Redlining Reparations: Evanston Illinois takes a Lead in Addressing the Race Wealth Gap

“This neighborhood houses the large negro population living in Evanston. It is somewhat better than the average negro district in that the bulk of the houses are one family detached units in anything but a congested district for this class of population. Here live the servants for many of the families all along the north shore. There is not a vacant house in the territory, and occupancy, moreover, is about 150 percent for most houses have more than one family living in them. Sales have been very good where liberal financing terms are available, but on other sales mortgage financing is virtually impossible to obtain.  This concentration of negroes in Evanston is quite a serious problem for the town as they seem to be growing steadily and encroaching into adjoining neighborhoods. The two family structures are in most cases converted singles and they likewise are overflowing with occupants; these buildings are rented as unheated units. The number of persons on relief in this district is probably heavier than in any other area along the north shore. Although this area is unattractive to other than the class of occupants already here, it is difficult to say that the section is declining, for it is in constant demand because of the limited number of areas available for negro occupancy in the north shore towns.

Location: Evanston, Ill.                  Security Grade: D             Area No: 2          Date: Jan. 1940


Evanston, IL will be the first city in the United States to make good on their promise to offer a reparations program to its black residents that have suffered economic devastation from discriminatory lending practice ( In 2019, the city council voted to provide $10 million towards a housing program for black residents, and on March 1st the Council approved a $400,000 initiative to be doled out in $25,000 grants for home improvement or down payments.
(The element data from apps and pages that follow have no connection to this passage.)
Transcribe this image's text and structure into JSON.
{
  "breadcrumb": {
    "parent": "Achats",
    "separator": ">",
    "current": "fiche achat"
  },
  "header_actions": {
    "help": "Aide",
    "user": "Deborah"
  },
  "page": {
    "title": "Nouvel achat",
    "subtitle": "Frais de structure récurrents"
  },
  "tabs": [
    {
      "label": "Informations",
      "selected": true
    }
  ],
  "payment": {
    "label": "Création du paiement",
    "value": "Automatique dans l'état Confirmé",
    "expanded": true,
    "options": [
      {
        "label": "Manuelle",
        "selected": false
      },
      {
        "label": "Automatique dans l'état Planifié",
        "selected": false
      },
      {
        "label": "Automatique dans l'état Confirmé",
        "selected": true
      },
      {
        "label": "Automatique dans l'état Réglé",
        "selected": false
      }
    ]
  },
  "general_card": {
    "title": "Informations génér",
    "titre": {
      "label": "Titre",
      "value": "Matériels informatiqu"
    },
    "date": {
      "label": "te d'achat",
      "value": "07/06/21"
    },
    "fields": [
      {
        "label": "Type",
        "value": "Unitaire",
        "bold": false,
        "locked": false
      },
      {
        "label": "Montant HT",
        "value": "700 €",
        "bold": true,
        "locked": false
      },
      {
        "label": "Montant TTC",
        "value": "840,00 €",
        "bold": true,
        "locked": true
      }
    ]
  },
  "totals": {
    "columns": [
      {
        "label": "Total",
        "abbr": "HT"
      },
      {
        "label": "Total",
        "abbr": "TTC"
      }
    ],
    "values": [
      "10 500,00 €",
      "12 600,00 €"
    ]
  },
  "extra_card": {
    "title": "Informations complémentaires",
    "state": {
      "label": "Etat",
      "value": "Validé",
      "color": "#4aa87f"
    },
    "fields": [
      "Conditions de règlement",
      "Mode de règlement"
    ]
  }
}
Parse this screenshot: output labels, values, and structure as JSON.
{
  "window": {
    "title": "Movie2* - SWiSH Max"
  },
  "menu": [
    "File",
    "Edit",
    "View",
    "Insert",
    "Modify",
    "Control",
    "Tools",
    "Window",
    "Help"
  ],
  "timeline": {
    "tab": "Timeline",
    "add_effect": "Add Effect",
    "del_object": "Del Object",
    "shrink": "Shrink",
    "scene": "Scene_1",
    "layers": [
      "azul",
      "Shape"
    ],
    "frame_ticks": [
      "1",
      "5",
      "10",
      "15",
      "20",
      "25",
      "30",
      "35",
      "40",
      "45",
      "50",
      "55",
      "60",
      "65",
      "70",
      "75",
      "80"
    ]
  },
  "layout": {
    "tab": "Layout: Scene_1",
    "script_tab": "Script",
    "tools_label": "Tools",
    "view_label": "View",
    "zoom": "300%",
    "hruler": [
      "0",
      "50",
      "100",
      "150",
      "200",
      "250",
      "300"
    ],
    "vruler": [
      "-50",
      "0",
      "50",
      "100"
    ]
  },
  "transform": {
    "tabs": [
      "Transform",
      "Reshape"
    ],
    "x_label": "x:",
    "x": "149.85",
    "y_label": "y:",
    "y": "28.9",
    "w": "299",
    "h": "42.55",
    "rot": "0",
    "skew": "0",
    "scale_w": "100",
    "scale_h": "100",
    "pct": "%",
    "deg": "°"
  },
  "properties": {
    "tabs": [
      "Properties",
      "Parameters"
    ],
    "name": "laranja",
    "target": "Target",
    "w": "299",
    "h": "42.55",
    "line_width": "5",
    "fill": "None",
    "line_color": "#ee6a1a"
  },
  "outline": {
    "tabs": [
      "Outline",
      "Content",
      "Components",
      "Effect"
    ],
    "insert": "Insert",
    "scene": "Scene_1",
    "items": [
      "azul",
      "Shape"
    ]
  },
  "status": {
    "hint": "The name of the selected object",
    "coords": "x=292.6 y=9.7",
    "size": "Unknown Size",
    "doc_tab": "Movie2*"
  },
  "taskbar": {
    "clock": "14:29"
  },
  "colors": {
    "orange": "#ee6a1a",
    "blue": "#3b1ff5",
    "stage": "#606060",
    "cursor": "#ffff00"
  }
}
The grants will be made to qualifying residents who can show they lived in Evanston from 1919-1969 or were a direct descendant of an individual that lived in the area and suffered from discriminatory lending practices.

Evanston’s focus on housing is an excellent way to bring reparations to communities of color, who have suffered decades of discrimination and should be used as a blueprint for cities across the country. Too often the call for reparations begins and ends with reparations for slavery. While reparations for slavery are necessary to address the inequities in American society, they are only a beginning. Focusing on slavery ignores the century of institutionalized discriminatory practices that kept black and other minority Americans from achieving the most important source of wealth accumulation: home ownership ( ) The Post-WW2 economic boom was helped in large part by the G.I. Bill which promised low-rate mortgages, low interest loans and education to those who fought in WW2. But black veterans who fought to end a holocaust in Europe faced their own holocaust when they returned home in the form of lynching and red lining when they tried to cash in on the benefits of the GI Bill ( The newly minted Home Owners Loan Corporation (HOLC), began rating neighborhood with four grades  A: “Best”, B: “Still Desirable”, C: “Definitely Declining”, and D: “Hazardous”